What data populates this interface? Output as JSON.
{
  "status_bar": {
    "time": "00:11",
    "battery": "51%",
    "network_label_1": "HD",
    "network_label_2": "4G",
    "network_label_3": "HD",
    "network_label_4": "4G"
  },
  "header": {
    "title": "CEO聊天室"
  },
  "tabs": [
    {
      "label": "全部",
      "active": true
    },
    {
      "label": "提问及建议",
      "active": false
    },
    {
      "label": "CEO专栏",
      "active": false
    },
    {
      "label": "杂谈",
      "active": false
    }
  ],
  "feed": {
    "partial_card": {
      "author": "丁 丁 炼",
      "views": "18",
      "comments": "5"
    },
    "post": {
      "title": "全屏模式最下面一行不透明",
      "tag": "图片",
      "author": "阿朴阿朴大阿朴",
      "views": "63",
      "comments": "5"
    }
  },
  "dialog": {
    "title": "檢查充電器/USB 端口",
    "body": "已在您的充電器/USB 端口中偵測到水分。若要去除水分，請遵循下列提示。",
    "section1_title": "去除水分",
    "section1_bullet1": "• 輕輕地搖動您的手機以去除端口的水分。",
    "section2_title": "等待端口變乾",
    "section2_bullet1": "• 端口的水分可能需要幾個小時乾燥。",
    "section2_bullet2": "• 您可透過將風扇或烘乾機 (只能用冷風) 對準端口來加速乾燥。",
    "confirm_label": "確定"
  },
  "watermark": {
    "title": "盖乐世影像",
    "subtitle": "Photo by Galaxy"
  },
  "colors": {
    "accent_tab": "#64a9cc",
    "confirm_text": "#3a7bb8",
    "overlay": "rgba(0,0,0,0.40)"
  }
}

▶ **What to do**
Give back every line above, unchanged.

▶ **Task solution**
What data populates this interface? Output as JSON.
{
  "status_bar": {
    "time": "00:11",
    "battery": "51%",
    "network_label_1": "HD",
    "network_label_2": "4G",
    "network_label_3": "HD",
    "network_label_4": "4G"
  },
  "header": {
    "title": "CEO聊天室"
  },
  "tabs": [
    {
      "label": "全部",
      "active": true
    },
    {
      "label": "提问及建议",
      "active": false
    },
    {
      "label": "CEO专栏",
      "active": false
    },
    {
      "label": "杂谈",
      "active": false
    }
  ],
  "feed": {
    "partial_card": {
      "author": "丁 丁 炼",
      "views": "18",
      "comments": "5"
    },
    "post": {
      "title": "全屏模式最下面一行不透明",
      "tag": "图片",
      "author": "阿朴阿朴大阿朴",
      "views": "63",
      "comments": "5"
    }
  },
  "dialog": {
    "title": "檢查充電器/USB 端口",
    "body": "已在您的充電器/USB 端口中偵測到水分。若要去除水分，請遵循下列提示。",
    "section1_title": "去除水分",
    "section1_bullet1": "• 輕輕地搖動您的手機以去除端口的水分。",
    "section2_title": "等待端口變乾",
    "section2_bullet1": "• 端口的水分可能需要幾個小時乾燥。",
    "section2_bullet2": "• 您可透過將風扇或烘乾機 (只能用冷風) 對準端口來加速乾燥。",
    "confirm_label": "確定"
  },
  "watermark": {
    "title": "盖乐世影像",
    "subtitle": "Photo by Galaxy"
  },
  "colors": {
    "accent_tab": "#64a9cc",
    "confirm_text": "#3a7bb8",
    "overlay": "rgba(0,0,0,0.40)"
  }
}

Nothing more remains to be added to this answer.